The building itself had an interesting history, being considered the finest example of ecclesiastical neo-classical design by the late colonial artist and architect, Manuel Tolsá. It was not a meant as a church, nor a monastery, but as a shelter for destitute children. With the backing of Bishop Juan Cruz Ruiz de Cabañas y Crespo, though, Tolsá was free to over-design. He didn’t live to see the building to completion: 23 courtyards (plenty of room for playground equipment) lined with rooms of various sizes, and a chapel/refractory topped with both doric and ionic columned domes.
Bad timing. The Casa de Caridad y Misericordia opened in 1810, the same year the war for Independence broke out. It was a military barracks for the next seventeen years, finally opening its doors as a shelter in 1829 — on and off. The clean lines and open design made it an ideal military barracks during the troubled early years of the Republic, the kids being tossed into the streets again and again as various generals and caudillos fought for control. After the Reform Wars, it FINALLY was turned over to the Sisters of Charity, although, of course, by then ecclesiastical properties became state properties. The nuns were replaced by state workers in 1912. In 1937, Jalisco native son, Jose Clemente Orozco was hired to paint the chapel interior.

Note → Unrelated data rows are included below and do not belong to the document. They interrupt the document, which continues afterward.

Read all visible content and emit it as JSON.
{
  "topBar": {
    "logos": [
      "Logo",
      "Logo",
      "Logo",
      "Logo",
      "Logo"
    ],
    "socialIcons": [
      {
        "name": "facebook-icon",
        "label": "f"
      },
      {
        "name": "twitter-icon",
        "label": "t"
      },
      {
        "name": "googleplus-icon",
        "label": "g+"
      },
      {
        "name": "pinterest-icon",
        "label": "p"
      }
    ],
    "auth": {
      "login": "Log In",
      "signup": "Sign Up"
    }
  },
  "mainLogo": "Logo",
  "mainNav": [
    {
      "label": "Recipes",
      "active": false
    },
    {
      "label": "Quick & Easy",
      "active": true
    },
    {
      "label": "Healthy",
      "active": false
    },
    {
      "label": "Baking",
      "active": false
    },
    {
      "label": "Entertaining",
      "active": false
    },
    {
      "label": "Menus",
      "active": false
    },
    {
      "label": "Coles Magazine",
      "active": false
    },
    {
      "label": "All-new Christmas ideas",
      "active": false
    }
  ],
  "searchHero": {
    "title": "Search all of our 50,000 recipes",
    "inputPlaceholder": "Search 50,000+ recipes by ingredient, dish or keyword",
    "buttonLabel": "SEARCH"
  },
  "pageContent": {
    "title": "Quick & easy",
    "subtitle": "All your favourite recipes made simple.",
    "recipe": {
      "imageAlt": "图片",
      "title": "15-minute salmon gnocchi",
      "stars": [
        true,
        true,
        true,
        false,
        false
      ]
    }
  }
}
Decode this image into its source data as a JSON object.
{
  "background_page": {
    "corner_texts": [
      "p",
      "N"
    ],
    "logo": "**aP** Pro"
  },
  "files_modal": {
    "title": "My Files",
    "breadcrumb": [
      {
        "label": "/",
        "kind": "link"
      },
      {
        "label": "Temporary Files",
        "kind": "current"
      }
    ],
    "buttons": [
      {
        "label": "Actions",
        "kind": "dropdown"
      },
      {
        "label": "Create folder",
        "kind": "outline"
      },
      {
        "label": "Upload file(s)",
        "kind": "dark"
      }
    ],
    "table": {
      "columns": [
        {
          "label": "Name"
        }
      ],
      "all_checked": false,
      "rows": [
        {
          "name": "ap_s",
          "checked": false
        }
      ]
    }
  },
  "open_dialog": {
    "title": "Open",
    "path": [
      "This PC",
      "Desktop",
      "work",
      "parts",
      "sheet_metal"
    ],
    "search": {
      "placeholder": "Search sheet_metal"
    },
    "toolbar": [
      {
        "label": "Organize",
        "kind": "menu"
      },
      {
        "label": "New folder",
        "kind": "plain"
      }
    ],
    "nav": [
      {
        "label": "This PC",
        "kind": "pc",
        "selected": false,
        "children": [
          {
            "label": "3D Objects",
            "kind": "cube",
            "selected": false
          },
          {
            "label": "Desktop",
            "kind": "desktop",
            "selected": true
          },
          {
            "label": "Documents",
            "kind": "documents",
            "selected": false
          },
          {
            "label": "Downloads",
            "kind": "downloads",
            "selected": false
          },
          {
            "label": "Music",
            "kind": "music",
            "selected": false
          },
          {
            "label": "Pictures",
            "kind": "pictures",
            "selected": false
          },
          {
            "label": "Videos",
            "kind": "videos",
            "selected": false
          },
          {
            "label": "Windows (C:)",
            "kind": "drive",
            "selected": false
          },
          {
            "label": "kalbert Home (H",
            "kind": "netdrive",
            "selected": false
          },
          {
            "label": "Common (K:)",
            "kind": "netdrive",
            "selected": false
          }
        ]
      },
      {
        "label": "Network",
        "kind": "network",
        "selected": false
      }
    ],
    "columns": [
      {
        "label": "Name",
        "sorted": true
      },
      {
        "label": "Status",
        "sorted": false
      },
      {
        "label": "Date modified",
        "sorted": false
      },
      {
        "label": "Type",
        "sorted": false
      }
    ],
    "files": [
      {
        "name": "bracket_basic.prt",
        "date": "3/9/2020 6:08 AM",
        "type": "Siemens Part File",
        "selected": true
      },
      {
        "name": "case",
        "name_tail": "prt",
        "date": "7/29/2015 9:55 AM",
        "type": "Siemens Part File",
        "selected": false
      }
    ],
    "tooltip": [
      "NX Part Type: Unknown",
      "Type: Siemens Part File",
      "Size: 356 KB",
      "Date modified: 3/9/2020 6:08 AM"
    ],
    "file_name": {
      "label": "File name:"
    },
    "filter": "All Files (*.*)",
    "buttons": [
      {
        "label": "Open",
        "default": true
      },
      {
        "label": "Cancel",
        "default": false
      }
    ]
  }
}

Orozco had overcome his own traumatic childhood (he never knew his father, and lost a hand in an accident) and had served as a foot soldier in the Revolution. The religious and charitable impulse that went into building that chapel, coupled with its history of use by military forces, matched the perfect artist with the perfect medium.
As Octavio Paz wrote (Los Privilegios de la vista):
History is not, for Orozco, an epic of heroes, villains and peoples, a temporal progression endowed with purpose and sense. History is a mystery, in the religious sense of the word. It is the mystery of transfiguration of men into heroes; of willing victims whose blood sacrifice transforms them into living emblems of the human condition. Orozco neither shows, nor tells. Much less does he interpret. He only looks at the facts to seek a revelation.
Orozco, unlike Rivera and the other muralists, knew first hand the dehumanizing effects of war. A skeptic, he never mythologized the past … recognizing both the glories of the pre-hispanic world, while at the same time the militaristic, hierarchal, ecclesiastical structure that made it possible. The same oppressive over-lay of the Conquest, New Spain, the Republic… and even — under a different guise — of the Revolution in which he fought. All with notable exceptions… the humane impulse, “progress” for lack of a better word, was always there… but always subject to subversion and only knowable as myth.
Consider that invaluable friend of man, beloved by Mexicans, the horse. And how the horse came to Mexico. On the roof of the chapel, Orozco’s vision of the conquest is that friend of man — and the crown of Spain — transfigured into a weapon of destruction.
As is said of the Conquest (and of Mexican history) the horse was “neither a triumph nor a tragedy, but the birth-pangs of a people”. It’s odd, to see people laying on their backs (and doing so myself — the chapel has benches and you are encouraged to lie down and contemplate the ceiling) engrossed in their own painful birth as a people.